Take a look, scroll down to one of the OP's replies. He has a picture of his pack with corrugated plastic. The corrugations are running horizontally so it will not barrel out on the horizontal plane, but it can still bend/flex on the vertical plane between the corrugation.

Just like card board. It's easier to fold it along/between the corrugation than across them. You can just pluck any ole local political campaign sign out from public roads/lawns.

Brian Lindahl
(lindahlb) - MLife

Locale: Colorado Rockies
Re: look here on 05/15/2013 14:46:45 MDT Print View

Thanks, I'll try that out. Still concerned it won't be flexible enough on the vertical plane, but we'll see. I suppose I could score it with a knife, if so. Looks pretty lightweight at 2-3oz from what I've read - sounds like ounces well spent.

Edited by lindahlb on 05/15/2013 14:47:22 MDT.

Nelson Sherry
(nsherry61)

Locale: Mid-Willamette Valley
Re: Frameless Packs: Avoiding the tube with straps? on 05/15/2013 20:26:14 MDT Print View

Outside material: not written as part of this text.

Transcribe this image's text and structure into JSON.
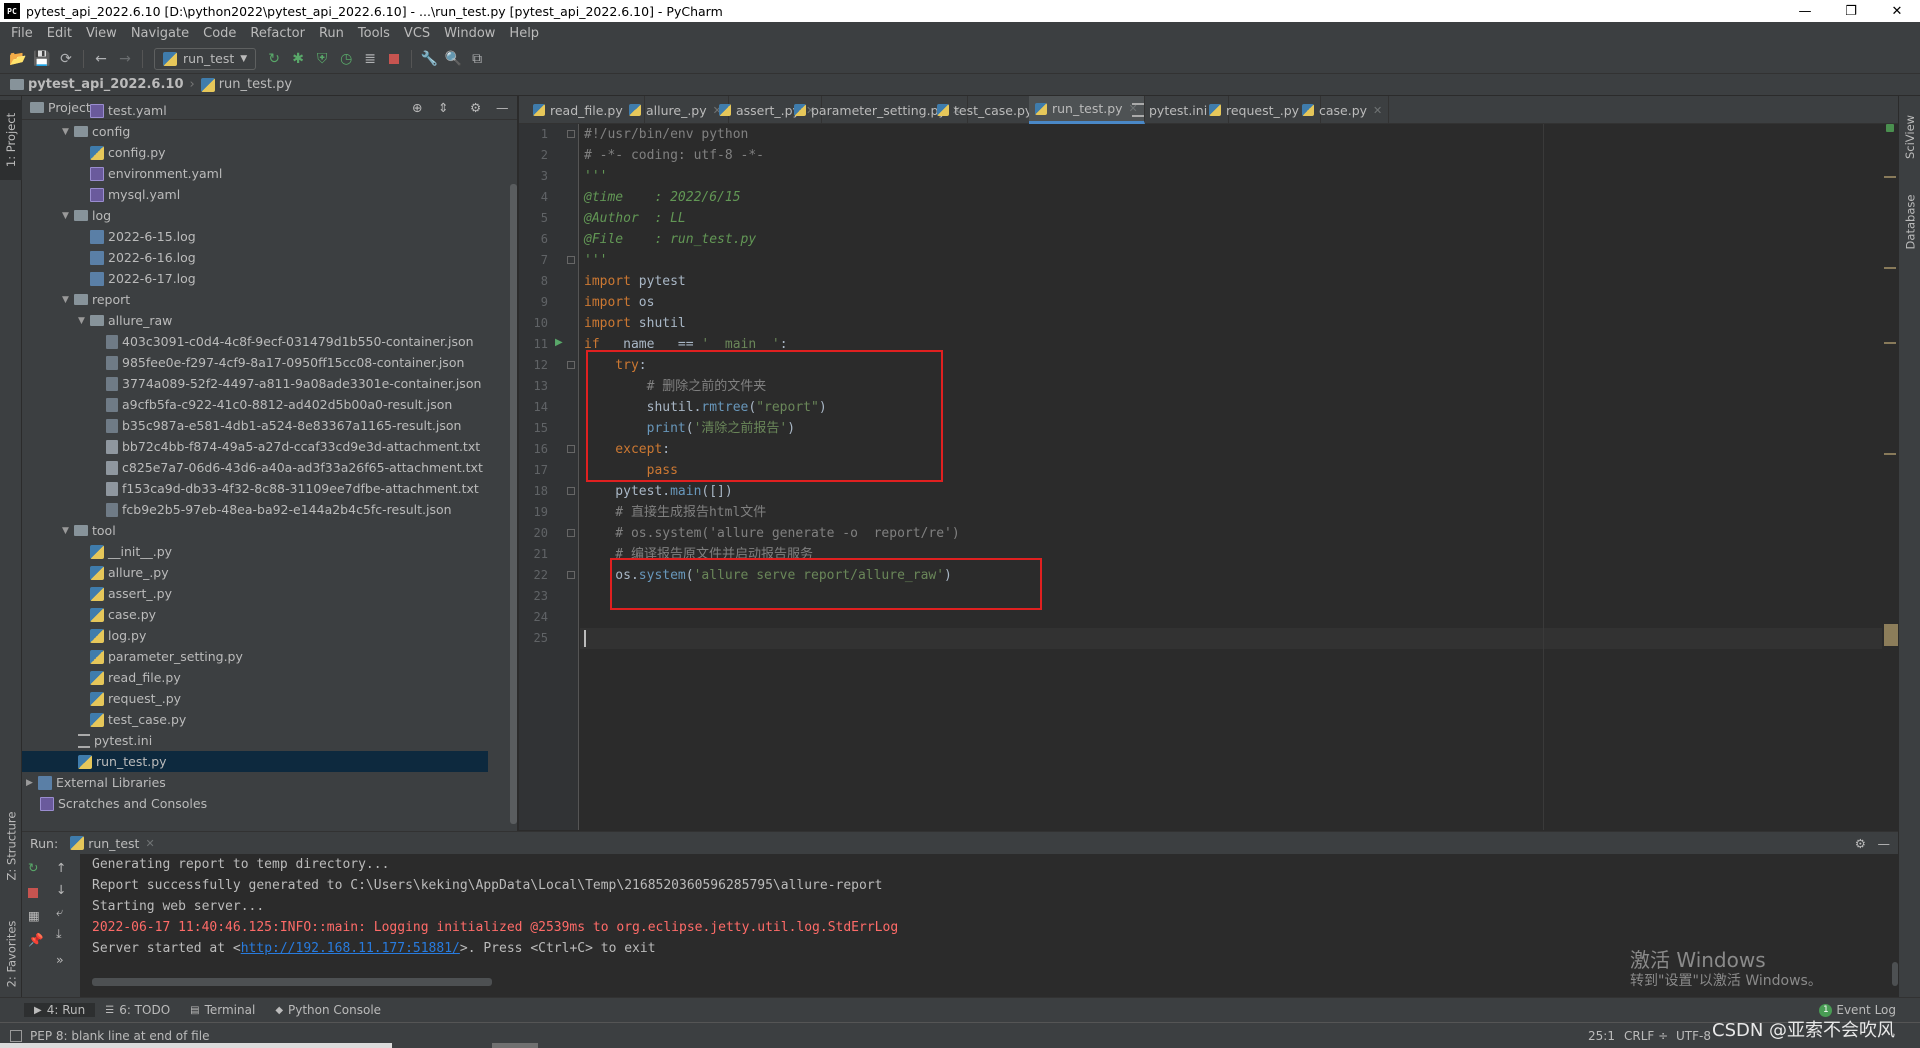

Okay, so I oversimplified my description previously because I was in a hurry and typing on my phone, and thought the idea would come across just fine. The following is how I actually regularly pack my packs whether soft or with an internal frame. It works very well for both shaping the bag and helping transfer load to the hips in soft packs with larger loads.

1) I stuff my sleeping bag into the bottom of the pack, frequently stuffed horizontally inside a stuff sack of its own.
2) Then I divide most of my remaining gear into roughly two groups. Maybe food and clothing on one side and tenting and cooking on the other, whatever works, often mixing soft stuff with odd shaped stuff for packing efficiency. If I want some extra back padding I may fold my tenting/tarping flat and put it against my back with the "tubes" of other gear behind it.
3) I always have some misc crap that doesn't fit or that I forgot to fit into one of the horizontal divisions, or that I want inside the pack, but need ready access too, and it all just gets stuffed on top (e.g. rain gear, extra water bag, whatever).

As to concerns about bigger packs allowing gear to move around and shift. You can overstuff anyting so it is a round sausage. If you use a slightly bigger bag, sausaging is reduced well before stuff starts shifting all over the place. Then, if you don't use compression straps on your bag, use anything you have that's puffy like a sleeping bag or puffy jacket, or fleece and don't overstuff it, use it as filler around everything so everything stays in its loose, well padded space.

Good luck. Have fun. And yeah, if you don't want to have to think about how you pack your pack, don't go quite so ultra-light and get a frame.